Element data from apps and pages ▸
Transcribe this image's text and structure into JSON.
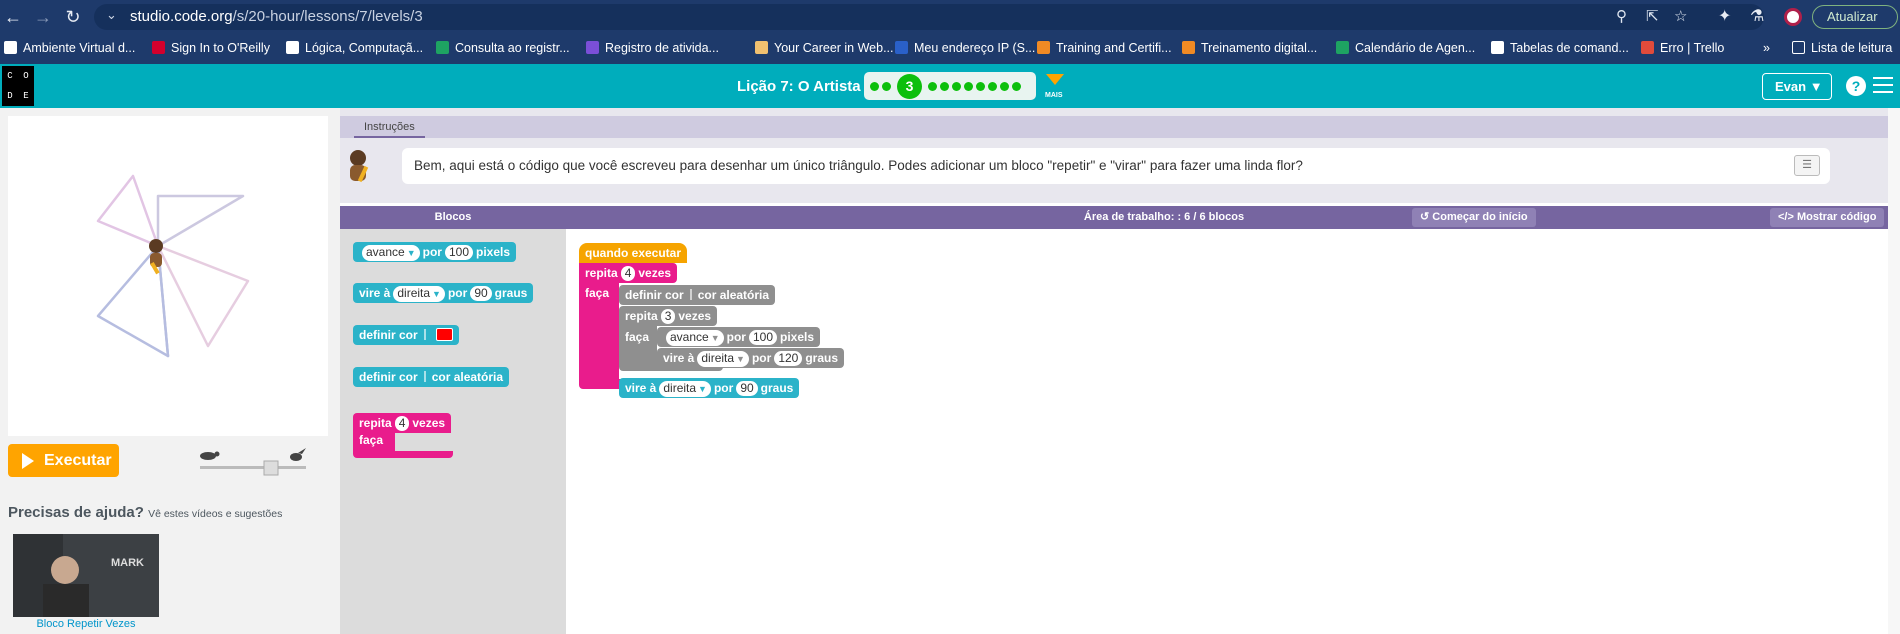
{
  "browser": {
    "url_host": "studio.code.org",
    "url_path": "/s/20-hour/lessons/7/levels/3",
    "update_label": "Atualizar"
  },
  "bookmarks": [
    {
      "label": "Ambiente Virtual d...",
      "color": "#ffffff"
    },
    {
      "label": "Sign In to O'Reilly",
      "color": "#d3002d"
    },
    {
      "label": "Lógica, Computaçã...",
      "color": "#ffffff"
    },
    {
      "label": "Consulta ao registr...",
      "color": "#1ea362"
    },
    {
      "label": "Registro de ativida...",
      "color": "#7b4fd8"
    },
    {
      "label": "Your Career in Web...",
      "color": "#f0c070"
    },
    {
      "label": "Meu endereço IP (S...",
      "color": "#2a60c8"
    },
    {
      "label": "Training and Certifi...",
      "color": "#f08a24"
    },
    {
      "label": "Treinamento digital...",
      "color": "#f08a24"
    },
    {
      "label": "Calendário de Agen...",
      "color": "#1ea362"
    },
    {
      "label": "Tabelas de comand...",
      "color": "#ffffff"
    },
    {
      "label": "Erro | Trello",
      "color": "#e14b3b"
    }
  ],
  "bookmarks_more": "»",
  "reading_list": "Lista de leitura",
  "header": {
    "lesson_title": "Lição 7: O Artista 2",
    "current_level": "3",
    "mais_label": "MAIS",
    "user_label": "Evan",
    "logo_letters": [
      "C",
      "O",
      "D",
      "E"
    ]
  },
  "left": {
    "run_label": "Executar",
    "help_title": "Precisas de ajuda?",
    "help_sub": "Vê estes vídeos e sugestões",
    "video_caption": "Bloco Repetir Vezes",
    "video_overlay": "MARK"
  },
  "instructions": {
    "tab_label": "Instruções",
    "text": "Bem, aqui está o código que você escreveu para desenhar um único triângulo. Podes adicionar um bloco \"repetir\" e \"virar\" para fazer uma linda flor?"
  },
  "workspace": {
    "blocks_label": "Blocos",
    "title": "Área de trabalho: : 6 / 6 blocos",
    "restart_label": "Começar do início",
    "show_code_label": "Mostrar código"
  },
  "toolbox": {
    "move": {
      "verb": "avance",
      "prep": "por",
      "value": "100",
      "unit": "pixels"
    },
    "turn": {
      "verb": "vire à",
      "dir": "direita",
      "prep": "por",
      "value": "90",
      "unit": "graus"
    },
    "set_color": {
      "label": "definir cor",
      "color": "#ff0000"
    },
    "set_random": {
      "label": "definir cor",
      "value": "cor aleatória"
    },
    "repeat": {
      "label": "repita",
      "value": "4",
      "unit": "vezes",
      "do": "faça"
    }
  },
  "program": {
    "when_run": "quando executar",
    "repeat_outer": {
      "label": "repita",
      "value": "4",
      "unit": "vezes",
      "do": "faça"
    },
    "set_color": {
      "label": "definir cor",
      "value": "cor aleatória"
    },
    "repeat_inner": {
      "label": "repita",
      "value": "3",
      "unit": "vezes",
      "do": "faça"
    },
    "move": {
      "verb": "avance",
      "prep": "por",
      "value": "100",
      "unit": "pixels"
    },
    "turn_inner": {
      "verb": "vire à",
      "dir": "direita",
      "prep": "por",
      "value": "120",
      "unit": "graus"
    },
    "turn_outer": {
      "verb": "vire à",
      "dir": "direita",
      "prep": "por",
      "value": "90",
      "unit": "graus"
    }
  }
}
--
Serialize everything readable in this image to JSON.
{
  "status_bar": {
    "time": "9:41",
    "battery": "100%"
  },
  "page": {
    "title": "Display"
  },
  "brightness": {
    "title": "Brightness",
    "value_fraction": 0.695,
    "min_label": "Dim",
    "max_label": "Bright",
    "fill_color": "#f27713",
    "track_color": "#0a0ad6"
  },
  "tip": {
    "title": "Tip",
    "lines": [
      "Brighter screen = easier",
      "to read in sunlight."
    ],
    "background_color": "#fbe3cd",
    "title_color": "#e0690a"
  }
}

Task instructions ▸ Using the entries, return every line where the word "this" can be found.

Response to the exercise ▸
Transcribe this image's text and structure into JSON.
Serialize everything readable in this image to JSON.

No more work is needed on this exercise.